  44. Psychodynamic Therapy • Therapy Considerations: • NOT brief – multiple sessions over long time frame • Client must be committed • Psychodynamic therapy tries to get the patient to bring to the surface their true feelings, so that they can experience them and understand them. • Psychodynamic Psychotherapy uses the basic assumption that everyone has an unconscious mind (AKA the subconscious), and that feelings held in the unconscious mind are often too painful to be faced. • We come up with defences to protect us knowing about these painful feelings. An example of one of these defences is called denial

  45. Psychodynamic Therapy cont. • Assumption that these defences have gone wrong and are causing more harm than good, thus, help is needed. • Goal is to unravel them since it is assumed that once you are aware of what is really going on in your mind the feelings will not be as painful. • Attitude of unconditional acceptance by therapist, i.e., the therapist holds the client in high regard because s/he is a person, no matter the problem

  46. Psychodynamic Therapy cont. • Therapist tries to develop a relationship with client, to help him/her discover what is going on in their unconscious mind. • To discover more about you than you are aware of, the therapist uses interpretations, which are a way of making sense to you about what is going on, in order to help you become aware of your unconscious feelings.

  47. Psychodynamic Developmental View of Anxiety Disorders • Attachment – Infants at 18 months of age become concerned about loss of “love object” – forerunner of separation anxiety • Loss of caretaker’s love (15-36 months) – anxiety over loss of caretaker’s love and approval, girls more vulnerable • Castration anxiety or fear of loss of body parts (2.5-5 years) – boys more vulnerable – aggressive, assertive urges lead to anxiety resulting in inhibition as defense mechanism
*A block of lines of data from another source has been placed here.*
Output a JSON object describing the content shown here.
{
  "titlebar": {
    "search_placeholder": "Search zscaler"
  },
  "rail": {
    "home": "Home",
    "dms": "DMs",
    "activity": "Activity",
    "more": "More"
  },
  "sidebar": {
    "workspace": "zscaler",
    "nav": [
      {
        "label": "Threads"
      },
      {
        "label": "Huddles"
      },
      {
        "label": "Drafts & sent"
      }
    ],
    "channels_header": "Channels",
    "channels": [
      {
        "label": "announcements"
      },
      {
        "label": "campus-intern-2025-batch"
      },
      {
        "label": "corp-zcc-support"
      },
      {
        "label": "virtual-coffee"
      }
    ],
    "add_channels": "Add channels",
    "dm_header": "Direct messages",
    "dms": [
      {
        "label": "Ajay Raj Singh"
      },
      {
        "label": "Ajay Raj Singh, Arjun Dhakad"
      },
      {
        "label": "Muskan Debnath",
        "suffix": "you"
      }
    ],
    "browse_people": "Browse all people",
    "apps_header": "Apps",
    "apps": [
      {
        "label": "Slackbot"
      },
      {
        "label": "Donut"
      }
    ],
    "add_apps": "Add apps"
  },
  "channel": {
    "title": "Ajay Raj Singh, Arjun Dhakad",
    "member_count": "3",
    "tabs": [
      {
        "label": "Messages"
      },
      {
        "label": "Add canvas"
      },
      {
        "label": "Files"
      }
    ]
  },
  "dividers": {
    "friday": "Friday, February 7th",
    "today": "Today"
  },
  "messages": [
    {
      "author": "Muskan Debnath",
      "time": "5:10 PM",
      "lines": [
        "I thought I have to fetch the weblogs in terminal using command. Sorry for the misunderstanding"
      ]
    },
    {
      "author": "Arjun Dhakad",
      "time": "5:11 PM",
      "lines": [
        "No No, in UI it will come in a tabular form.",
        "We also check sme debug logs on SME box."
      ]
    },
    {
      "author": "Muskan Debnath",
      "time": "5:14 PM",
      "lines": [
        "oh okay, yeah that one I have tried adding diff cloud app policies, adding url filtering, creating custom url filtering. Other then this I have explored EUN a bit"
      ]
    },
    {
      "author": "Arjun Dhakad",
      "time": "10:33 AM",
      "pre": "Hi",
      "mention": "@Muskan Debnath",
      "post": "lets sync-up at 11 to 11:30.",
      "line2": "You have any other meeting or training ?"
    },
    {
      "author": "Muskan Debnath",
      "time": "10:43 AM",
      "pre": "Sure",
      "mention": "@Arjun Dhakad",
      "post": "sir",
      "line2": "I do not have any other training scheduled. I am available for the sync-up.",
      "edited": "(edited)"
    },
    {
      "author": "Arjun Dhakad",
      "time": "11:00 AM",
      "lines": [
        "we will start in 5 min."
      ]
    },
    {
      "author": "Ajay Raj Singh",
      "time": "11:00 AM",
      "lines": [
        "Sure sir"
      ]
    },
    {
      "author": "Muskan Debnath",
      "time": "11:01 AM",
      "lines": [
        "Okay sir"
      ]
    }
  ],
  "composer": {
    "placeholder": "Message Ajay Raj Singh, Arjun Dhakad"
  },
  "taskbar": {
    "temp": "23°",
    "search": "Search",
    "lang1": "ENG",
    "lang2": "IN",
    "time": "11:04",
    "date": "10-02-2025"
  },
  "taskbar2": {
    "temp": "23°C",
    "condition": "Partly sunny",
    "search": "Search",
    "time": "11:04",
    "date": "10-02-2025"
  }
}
  48. Psychodynamic Developmental View of Anxiety Disorders cont. • Loss of approval from the conscience or superego (3-5 years) – many external experiences are internalized – the voice of conscience warns child that certain thoughts and activities will be bad → lowered self-esteem, guilt and possible depression • Loss of social approval (6-10 years) – fear of being in “spotlight”, stage fright, and resulting fear of performing → inhibition as defense which is a vicious cycle

  49. Cognitive-Behavioral Treatment of Anxiety Disorders • Exposure-based Strategies • Systematic Desensitization – 3 steps: relaxation training, construction of the anxiety hierarchy, and pairing of relaxation with gradual presentation of anxiety-provoking situation • Flooding – repeated and prolonged exposure (real or imagined) to the feared stimulus with the goal of extinguishing the anxiety response • Contingency Management – used to modify antecedent and consequent events that may influence the acquisition or maintenance of anxious behavior